Supplied information
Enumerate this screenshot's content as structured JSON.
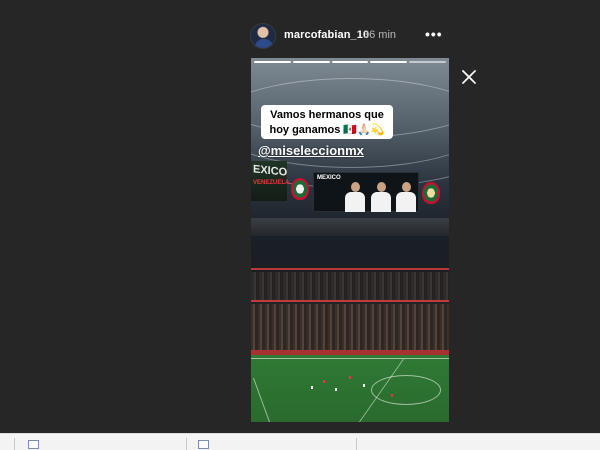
{
  "story": {
    "username": "marcofabian_10",
    "time_ago": "36 min",
    "more_icon": "•••",
    "close_icon": "close-icon",
    "progress_segments": 5,
    "progress_done": 4,
    "caption_line1": "Vamos hermanos que",
    "caption_line2": "hoy ganamos 🇲🇽🙏🏻💫",
    "mention": "@miseleccionmx"
  },
  "jumbotron": {
    "left_text": "EXICO",
    "left_subtext": "VENEZUELA",
    "main_title": "MEXICO"
  },
  "colors": {
    "background": "#262626",
    "pitch_green": "#2f7a34",
    "accent_red": "#c8102e"
  }
}
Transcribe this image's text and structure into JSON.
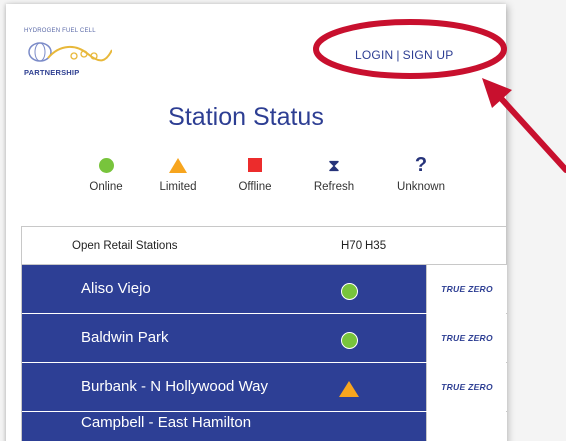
{
  "logo": {
    "top_text": "HYDROGEN FUEL CELL",
    "bottom_text": "PARTNERSHIP"
  },
  "auth": {
    "login_label": "LOGIN",
    "separator": "|",
    "signup_label": "SIGN UP"
  },
  "title": "Station Status",
  "legend": [
    {
      "icon": "online-dot-icon",
      "label": "Online",
      "color": "#78c43c"
    },
    {
      "icon": "limited-triangle-icon",
      "label": "Limited",
      "color": "#f7a51e"
    },
    {
      "icon": "offline-square-icon",
      "label": "Offline",
      "color": "#ec2c2c"
    },
    {
      "icon": "hourglass-icon",
      "glyph": "⧗",
      "label": "Refresh"
    },
    {
      "icon": "question-icon",
      "glyph": "?",
      "label": "Unknown"
    }
  ],
  "table": {
    "header": {
      "label": "Open Retail Stations",
      "h70": "H70",
      "h35": "H35"
    },
    "rows": [
      {
        "name": "Aliso Viejo",
        "status": "online",
        "provider": "TRUE ZERO"
      },
      {
        "name": "Baldwin Park",
        "status": "online",
        "provider": "TRUE ZERO"
      },
      {
        "name": "Burbank - N Hollywood Way",
        "status": "limited",
        "provider": "TRUE ZERO"
      },
      {
        "name": "Campbell - East Hamilton",
        "status": "",
        "provider": ""
      }
    ]
  },
  "colors": {
    "brand_blue": "#2d3f95",
    "annotation_red": "#c8102e"
  }
}
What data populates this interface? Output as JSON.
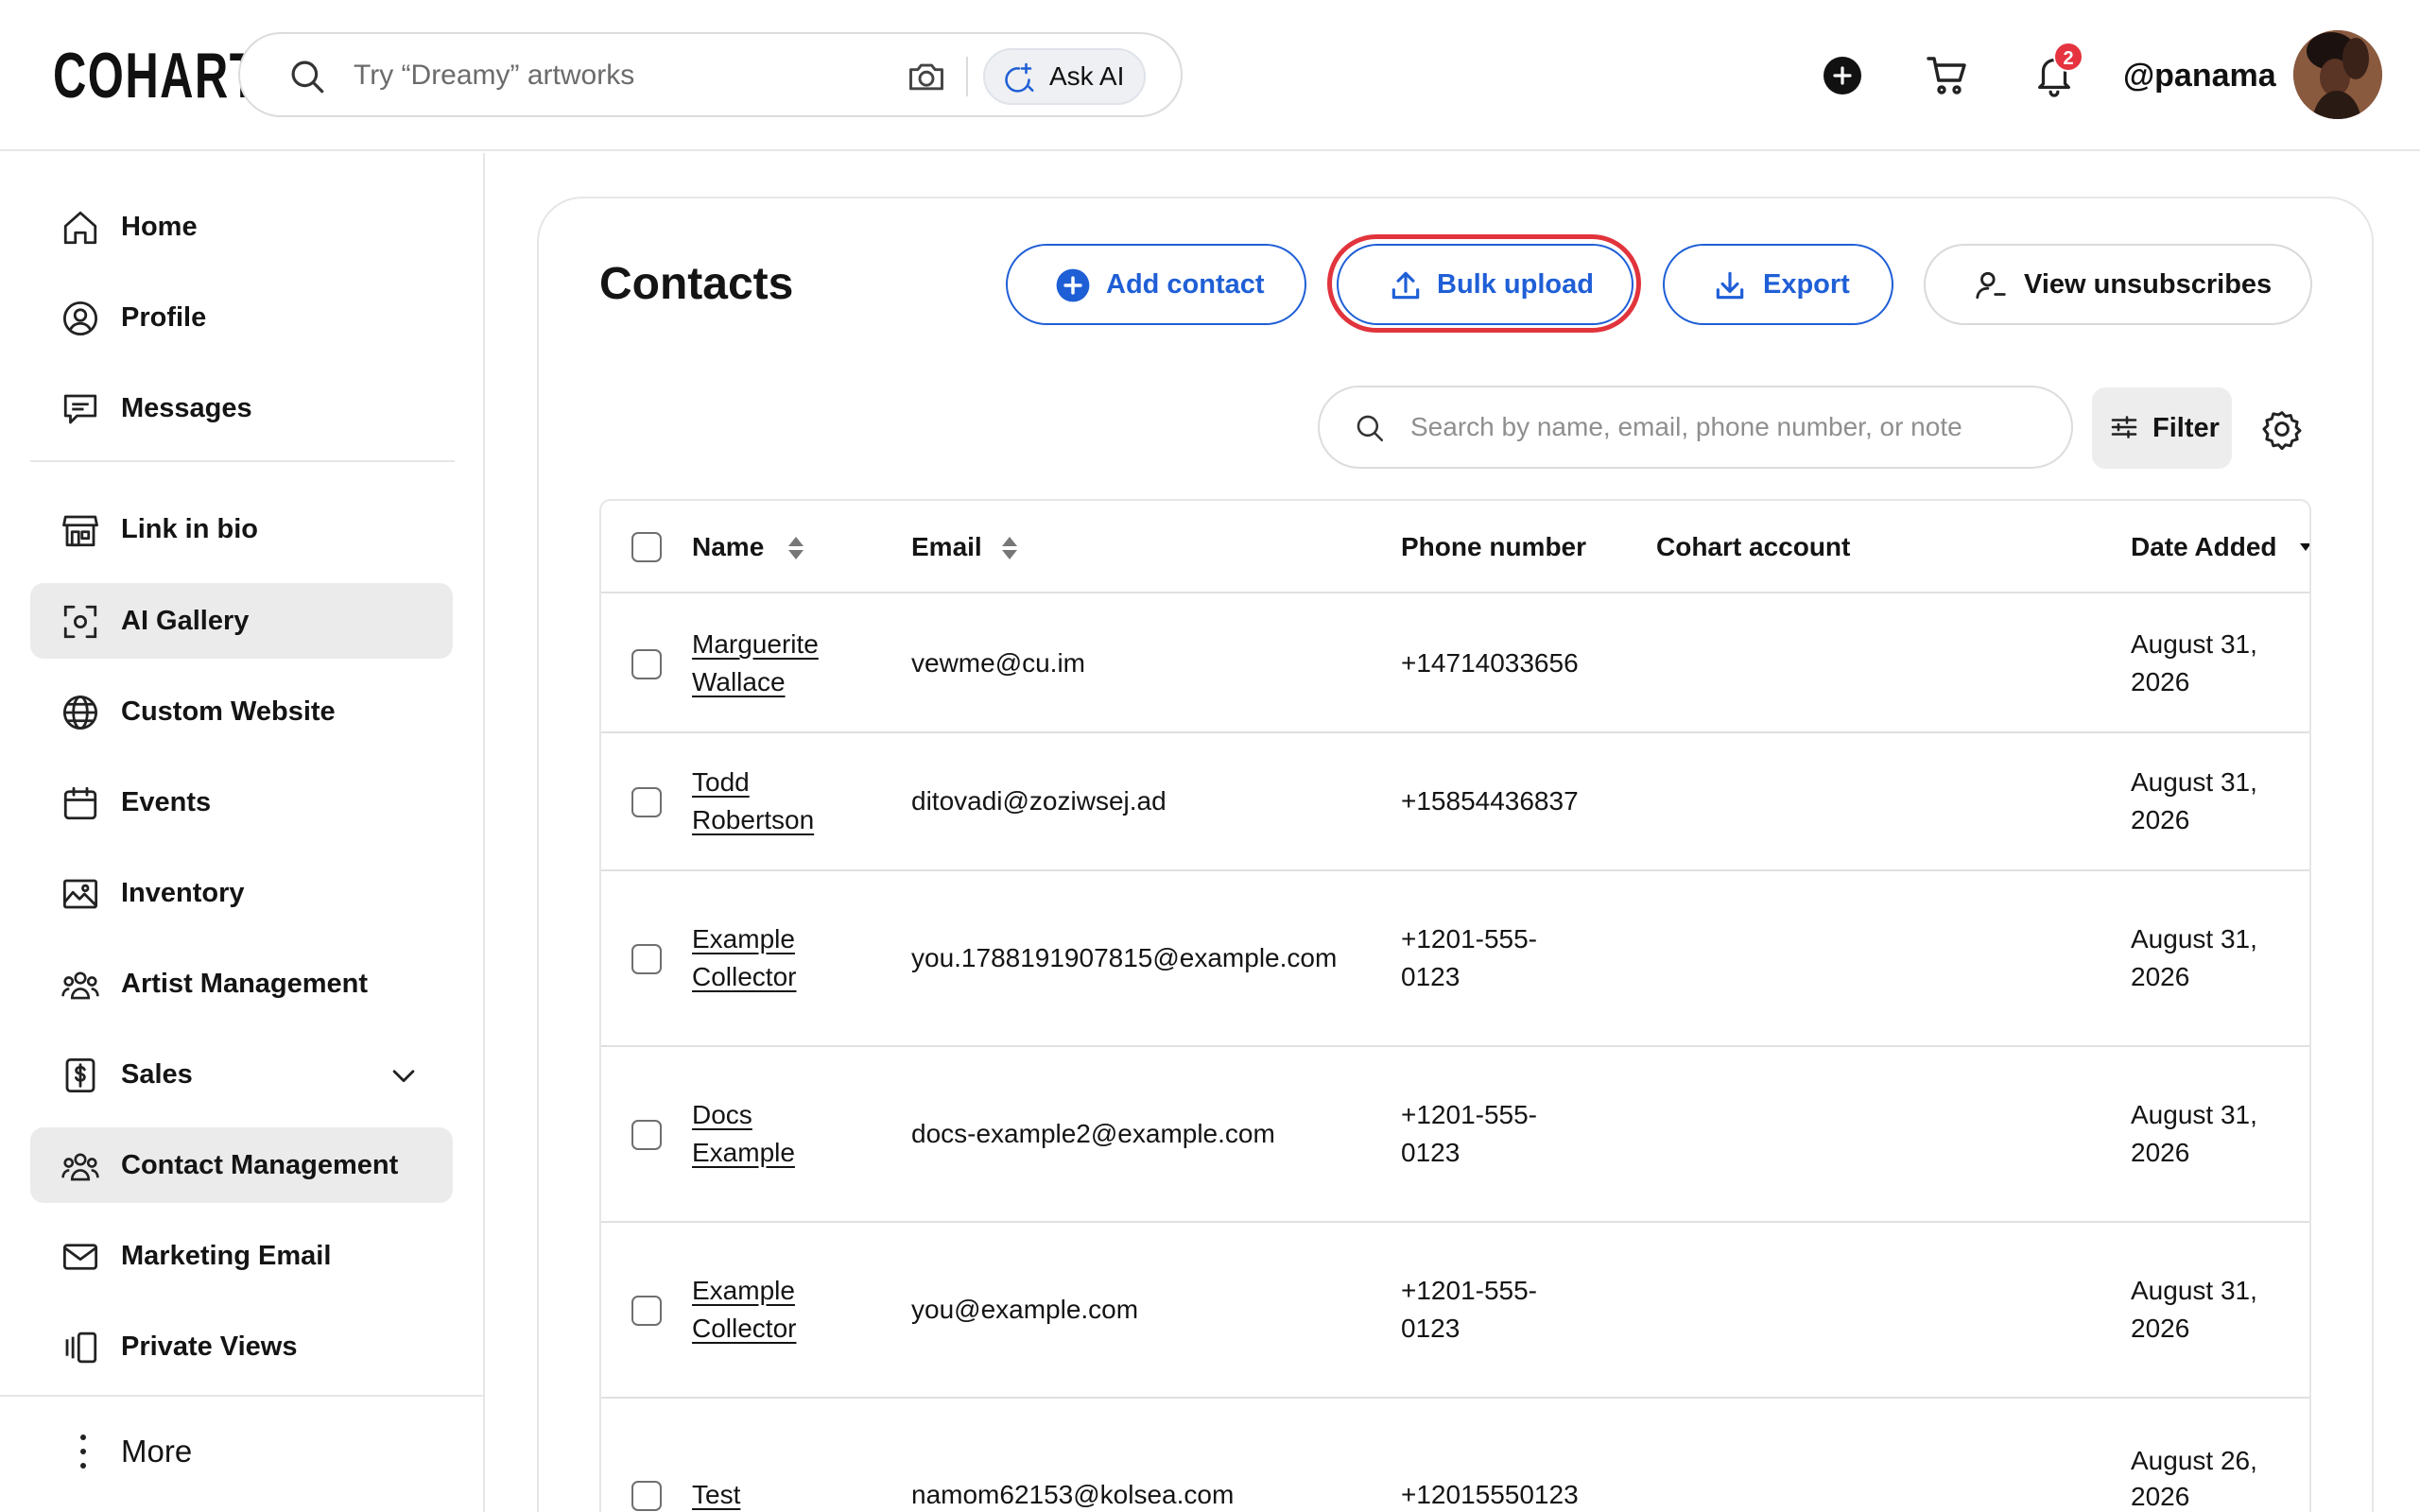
{
  "header": {
    "logo": "COHART",
    "search_placeholder": "Try “Dreamy” artworks",
    "ask_ai_label": "Ask AI",
    "notification_count": "2",
    "username": "@panama"
  },
  "sidebar": {
    "items": [
      {
        "label": "Home",
        "icon": "home-icon"
      },
      {
        "label": "Profile",
        "icon": "profile-icon"
      },
      {
        "label": "Messages",
        "icon": "messages-icon"
      },
      {
        "label": "Link in bio",
        "icon": "storefront-icon"
      },
      {
        "label": "AI Gallery",
        "icon": "scan-icon"
      },
      {
        "label": "Custom Website",
        "icon": "globe-icon"
      },
      {
        "label": "Events",
        "icon": "calendar-icon"
      },
      {
        "label": "Inventory",
        "icon": "image-icon"
      },
      {
        "label": "Artist Management",
        "icon": "users-icon"
      },
      {
        "label": "Sales",
        "icon": "dollar-icon"
      },
      {
        "label": "Contact Management",
        "icon": "users-icon"
      },
      {
        "label": "Marketing Email",
        "icon": "mail-icon"
      },
      {
        "label": "Private Views",
        "icon": "views-icon"
      }
    ],
    "more_label": "More"
  },
  "main": {
    "title": "Contacts",
    "buttons": {
      "add_contact": "Add contact",
      "bulk_upload": "Bulk upload",
      "export": "Export",
      "view_unsubscribes": "View unsubscribes"
    },
    "search_placeholder": "Search by name, email, phone number, or note",
    "filter_label": "Filter",
    "columns": {
      "name": "Name",
      "email": "Email",
      "phone": "Phone number",
      "cohart": "Cohart account",
      "date": "Date Added"
    },
    "rows": [
      {
        "name1": "Marguerite",
        "name2": "Wallace",
        "email": "vewme@cu.im",
        "phone1": "+14714033656",
        "phone2": "",
        "date1": "August 31,",
        "date2": "2026"
      },
      {
        "name1": "Todd",
        "name2": "Robertson",
        "email": "ditovadi@zoziwsej.ad",
        "phone1": "+15854436837",
        "phone2": "",
        "date1": "August 31,",
        "date2": "2026"
      },
      {
        "name1": "Example",
        "name2": "Collector",
        "email": "you.1788191907815@example.com",
        "phone1": "+1201-555-",
        "phone2": "0123",
        "date1": "August 31,",
        "date2": "2026"
      },
      {
        "name1": "Docs",
        "name2": "Example",
        "email": "docs-example2@example.com",
        "phone1": "+1201-555-",
        "phone2": "0123",
        "date1": "August 31,",
        "date2": "2026"
      },
      {
        "name1": "Example",
        "name2": "Collector",
        "email": "you@example.com",
        "phone1": "+1201-555-",
        "phone2": "0123",
        "date1": "August 31,",
        "date2": "2026"
      },
      {
        "name1": "Test",
        "name2": "",
        "email": "namom62153@kolsea.com",
        "phone1": "+12015550123",
        "phone2": "",
        "date1": "August 26,",
        "date2": "2026"
      }
    ]
  },
  "colors": {
    "accent": "#1f5fd6",
    "highlight_ring": "#e1343d",
    "badge": "#e5343f",
    "active_nav": "#ebebeb"
  }
}
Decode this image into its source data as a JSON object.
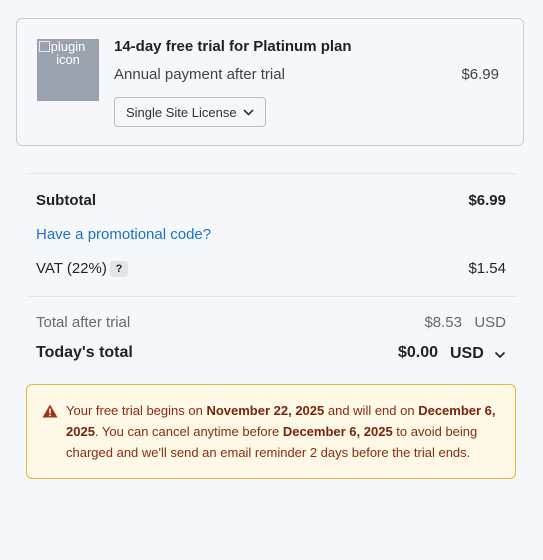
{
  "plan": {
    "image_alt": "plugin icon",
    "title": "14-day free trial for Platinum plan",
    "subtitle": "Annual payment after trial",
    "price": "$6.99",
    "license_selected": "Single Site License"
  },
  "summary": {
    "subtotal_label": "Subtotal",
    "subtotal_value": "$6.99",
    "promo_link": "Have a promotional code?",
    "vat_label": "VAT (22%)",
    "vat_help": "?",
    "vat_value": "$1.54",
    "after_trial_label": "Total after trial",
    "after_trial_value": "$8.53",
    "after_trial_currency": "USD",
    "today_label": "Today's total",
    "today_value": "$0.00",
    "today_currency": "USD"
  },
  "notice": {
    "t1": "Your free trial begins on ",
    "d1": "November 22, 2025",
    "t2": " and will end on ",
    "d2": "December 6, 2025",
    "t3": ". You can cancel anytime before ",
    "d3": "December 6, 2025",
    "t4": " to avoid being charged and we'll send an email reminder 2 days before the trial ends."
  },
  "colors": {
    "link": "#1a73c8",
    "notice_bg": "#fef8e7",
    "notice_border": "#e8b53f",
    "notice_text": "#8a2c0d",
    "warning_icon": "#a0360f"
  },
  "icons": {
    "license_dropdown": "chevron-down-icon",
    "currency_dropdown": "chevron-down-icon",
    "notice": "warning-icon"
  }
}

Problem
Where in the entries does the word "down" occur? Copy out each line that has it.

Response
    "license_dropdown": "chevron-down-icon",
    "currency_dropdown": "chevron-down-icon",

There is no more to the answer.